Troubleshooting a running firewall is relatively simple and for almost all iptables firewalls the means you have are the same tool, the system log. This is typically
/var/log/syslog or similar.
The system log will log any packets dropped implicitly by FireHOL. This means any packets which do not match any rules in the configuration file.
FireHOL always logs packets not matched by any rule, although it does not log every single packet, in order to protect you from an attack that could use all of your free hard disk space. The rate is controlled in the same way as loglimit.
In the system log you will find entries that look like:
Dec 21 20:01:07 gateway kernel: IN-internet:IN=ppp0 OUT= MAC= \ SRC=220.127.116.11 DST=18.104.22.168 LEN=78 TOS=0x00 PREC=0x00 \ TTL=111 ID=63816 PROTO=UDP SPT=34165 DPT=137 LEN=58 Dec 21 22:25:39 gateway kernel: OUT-unknown:IN= OUT=ppp0 \ SRC=22.214.171.124 DST=192.168.23.1 LEN=48 TOS=0x00 PREC=0x00 \ TTL=64 ID=0 DF PROTO=TCP SPT=139 DPT=1255 WINDOW=2128 \ RES=0x00 ACK SYN URGP=0 Dec 21 20:01:07 gateway kernel: PASS-unknown:IN=ppp0 OUT=eth0 \ SRC=126.96.36.199 DST=188.8.131.52 LEN=78 TOS=0x00 PREC=0x00 \ TTL=110 ID=64840 PROTO=UDP SPT=34132 DPT=137 LEN=58
Each of such lines represent one packet that did not satisfy the requirements of the configuration file rules.
The important things to look in these logs are:
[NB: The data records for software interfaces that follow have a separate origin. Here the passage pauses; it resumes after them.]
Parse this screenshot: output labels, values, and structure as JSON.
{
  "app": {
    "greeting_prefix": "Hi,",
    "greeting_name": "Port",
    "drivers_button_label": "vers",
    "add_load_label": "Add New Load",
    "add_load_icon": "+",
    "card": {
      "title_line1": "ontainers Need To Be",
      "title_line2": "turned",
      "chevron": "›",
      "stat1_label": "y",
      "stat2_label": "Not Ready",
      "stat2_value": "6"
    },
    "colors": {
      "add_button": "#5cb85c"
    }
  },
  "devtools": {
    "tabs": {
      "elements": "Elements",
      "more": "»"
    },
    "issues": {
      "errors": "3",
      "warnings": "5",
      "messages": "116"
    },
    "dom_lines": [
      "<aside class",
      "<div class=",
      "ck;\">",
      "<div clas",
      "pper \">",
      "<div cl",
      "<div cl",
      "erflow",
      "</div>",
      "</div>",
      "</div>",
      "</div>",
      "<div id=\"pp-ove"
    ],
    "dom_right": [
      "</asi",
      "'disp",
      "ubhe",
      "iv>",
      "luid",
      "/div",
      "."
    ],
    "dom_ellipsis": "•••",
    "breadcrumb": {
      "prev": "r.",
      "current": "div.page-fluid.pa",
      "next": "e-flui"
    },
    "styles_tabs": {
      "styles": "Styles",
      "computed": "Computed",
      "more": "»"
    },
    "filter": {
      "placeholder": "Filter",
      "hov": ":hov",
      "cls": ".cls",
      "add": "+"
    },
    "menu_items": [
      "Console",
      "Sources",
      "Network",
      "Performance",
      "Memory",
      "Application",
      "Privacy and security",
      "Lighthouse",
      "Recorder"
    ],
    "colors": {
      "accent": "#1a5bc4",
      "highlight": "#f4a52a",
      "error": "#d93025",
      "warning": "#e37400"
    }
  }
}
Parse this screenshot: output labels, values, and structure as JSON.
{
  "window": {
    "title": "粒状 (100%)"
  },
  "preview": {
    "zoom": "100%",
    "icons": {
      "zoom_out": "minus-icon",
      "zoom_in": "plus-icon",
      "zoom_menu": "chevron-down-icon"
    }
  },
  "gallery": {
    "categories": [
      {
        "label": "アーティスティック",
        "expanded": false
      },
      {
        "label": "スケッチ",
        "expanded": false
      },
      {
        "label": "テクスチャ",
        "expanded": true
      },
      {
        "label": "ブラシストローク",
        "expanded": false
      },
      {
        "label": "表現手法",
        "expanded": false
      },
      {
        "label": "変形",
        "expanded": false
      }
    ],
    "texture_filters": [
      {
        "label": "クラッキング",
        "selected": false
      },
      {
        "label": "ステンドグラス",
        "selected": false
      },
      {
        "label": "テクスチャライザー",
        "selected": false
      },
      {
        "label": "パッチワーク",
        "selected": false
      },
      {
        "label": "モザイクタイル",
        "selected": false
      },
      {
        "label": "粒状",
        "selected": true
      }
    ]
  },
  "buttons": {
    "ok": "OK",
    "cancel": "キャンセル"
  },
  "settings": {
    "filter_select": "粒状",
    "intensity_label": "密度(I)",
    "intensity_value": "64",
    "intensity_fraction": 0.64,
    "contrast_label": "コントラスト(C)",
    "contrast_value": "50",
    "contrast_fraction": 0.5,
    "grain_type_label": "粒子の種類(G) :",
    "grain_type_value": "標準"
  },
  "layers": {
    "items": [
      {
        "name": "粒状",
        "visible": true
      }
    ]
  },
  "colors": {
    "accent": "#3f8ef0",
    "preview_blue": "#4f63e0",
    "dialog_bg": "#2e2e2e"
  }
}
Its reason text.
In FireHOL this has the form IN-name, OUT-name, PASS-name.
DPT= gives the destination port number of this packet.
Generally, you should monitor the system log for such entries and decide if each entry was something useful or not. If it was something useful, you should have added another service somewhere in your FireHOL configuration to match that packet and allow it to reach its destination. If it was not something useful, then FireHOL did the right job and dropped it.
Keep in mind that there are certain cases where packets get dropped even though FireHOL has specific rules that should allow them to pass. Such cases are not always errors, and here is why:
The iptables connection tracker has a mechanism for matching request packets and reply packets. When an allowed request comes in, the connection tracker keeps it in a list and then waits for a matching reply to come in the opposite direction. This list of active connections is available for you to see at
cat this file to see all the current connections your system has.
The connection tracker will wait for a reply a certain amount of time. This time is, for example, about 20 seconds for UDP traffic. After that time the connection tracker will remove the request from its list. A reply that is send after the connection tracker has removed the request from its list, will be dropped and therefore logged in the system log.
This situation may, for example, produce a few log entries in your DNS server for cases where the DNS server could not respond within the time limits set by iptables, but this is not a problem because the DNS client had already timed out in 2 or 3 seconds.
Note however that the above are common when the connection tracker is trying to keep a state on a stateless protocol (such as UDP or ICMP). Stateful protocols, such as TCP, always respond immediately to acknowledge the connection and therefore the time needed by the application server to respond does not make the connection tracker to remove the request from its list.